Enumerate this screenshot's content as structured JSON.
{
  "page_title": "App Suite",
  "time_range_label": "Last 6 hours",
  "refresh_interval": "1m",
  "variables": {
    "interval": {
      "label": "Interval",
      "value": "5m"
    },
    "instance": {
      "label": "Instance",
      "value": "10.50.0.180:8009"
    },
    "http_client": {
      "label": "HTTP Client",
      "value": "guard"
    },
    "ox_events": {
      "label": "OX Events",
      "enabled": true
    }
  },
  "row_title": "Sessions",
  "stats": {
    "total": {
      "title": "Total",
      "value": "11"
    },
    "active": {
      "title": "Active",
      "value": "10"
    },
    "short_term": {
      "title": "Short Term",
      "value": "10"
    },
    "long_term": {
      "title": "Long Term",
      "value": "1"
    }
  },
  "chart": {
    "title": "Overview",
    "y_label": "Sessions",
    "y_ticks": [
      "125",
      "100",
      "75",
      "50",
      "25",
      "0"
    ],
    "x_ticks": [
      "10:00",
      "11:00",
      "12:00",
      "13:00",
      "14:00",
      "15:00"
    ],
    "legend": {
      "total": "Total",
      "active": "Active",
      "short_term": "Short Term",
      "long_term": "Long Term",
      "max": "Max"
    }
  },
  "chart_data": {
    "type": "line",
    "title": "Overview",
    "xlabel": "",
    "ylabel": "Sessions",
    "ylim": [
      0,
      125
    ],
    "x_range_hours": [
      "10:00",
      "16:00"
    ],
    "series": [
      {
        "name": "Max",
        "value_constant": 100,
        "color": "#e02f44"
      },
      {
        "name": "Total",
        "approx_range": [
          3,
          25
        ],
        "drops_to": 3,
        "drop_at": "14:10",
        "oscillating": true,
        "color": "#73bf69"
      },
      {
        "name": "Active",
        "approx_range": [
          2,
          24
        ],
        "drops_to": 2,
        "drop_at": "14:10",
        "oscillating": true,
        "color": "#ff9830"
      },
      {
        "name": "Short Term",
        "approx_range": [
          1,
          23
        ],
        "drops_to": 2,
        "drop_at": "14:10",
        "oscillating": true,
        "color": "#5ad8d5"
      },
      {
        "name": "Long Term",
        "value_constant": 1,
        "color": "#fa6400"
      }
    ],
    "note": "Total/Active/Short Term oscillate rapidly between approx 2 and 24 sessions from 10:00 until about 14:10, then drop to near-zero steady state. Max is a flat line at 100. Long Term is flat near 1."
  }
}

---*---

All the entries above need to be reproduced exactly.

Enumerate this screenshot's content as structured JSON.
{
  "page_title": "App Suite",
  "time_range_label": "Last 6 hours",
  "refresh_interval": "1m",
  "variables": {
    "interval": {
      "label": "Interval",
      "value": "5m"
    },
    "instance": {
      "label": "Instance",
      "value": "10.50.0.180:8009"
    },
    "http_client": {
      "label": "HTTP Client",
      "value": "guard"
    },
    "ox_events": {
      "label": "OX Events",
      "enabled": true
    }
  },
  "row_title": "Sessions",
  "stats": {
    "total": {
      "title": "Total",
      "value": "11"
    },
    "active": {
      "title": "Active",
      "value": "10"
    },
    "short_term": {
      "title": "Short Term",
      "value": "10"
    },
    "long_term": {
      "title": "Long Term",
      "value": "1"
    }
  },
  "chart": {
    "title": "Overview",
    "y_label": "Sessions",
    "y_ticks": [
      "125",
      "100",
      "75",
      "50",
      "25",
      "0"
    ],
    "x_ticks": [
      "10:00",
      "11:00",
      "12:00",
      "13:00",
      "14:00",
      "15:00"
    ],
    "legend": {
      "total": "Total",
      "active": "Active",
      "short_term": "Short Term",
      "long_term": "Long Term",
      "max": "Max"
    }
  },
  "chart_data": {
    "type": "line",
    "title": "Overview",
    "xlabel": "",
    "ylabel": "Sessions",
    "ylim": [
      0,
      125
    ],
    "x_range_hours": [
      "10:00",
      "16:00"
    ],
    "series": [
      {
        "name": "Max",
        "value_constant": 100,
        "color": "#e02f44"
      },
      {
        "name": "Total",
        "approx_range": [
          3,
          25
        ],
        "drops_to": 3,
        "drop_at": "14:10",
        "oscillating": true,
        "color": "#73bf69"
      },
      {
        "name": "Active",
        "approx_range": [
          2,
          24
        ],
        "drops_to": 2,
        "drop_at": "14:10",
        "oscillating": true,
        "color": "#ff9830"
      },
      {
        "name": "Short Term",
        "approx_range": [
          1,
          23
        ],
        "drops_to": 2,
        "drop_at": "14:10",
        "oscillating": true,
        "color": "#5ad8d5"
      },
      {
        "name": "Long Term",
        "value_constant": 1,
        "color": "#fa6400"
      }
    ],
    "note": "Total/Active/Short Term oscillate rapidly between approx 2 and 24 sessions from 10:00 until about 14:10, then drop to near-zero steady state. Max is a flat line at 100. Long Term is flat near 1."
  }
}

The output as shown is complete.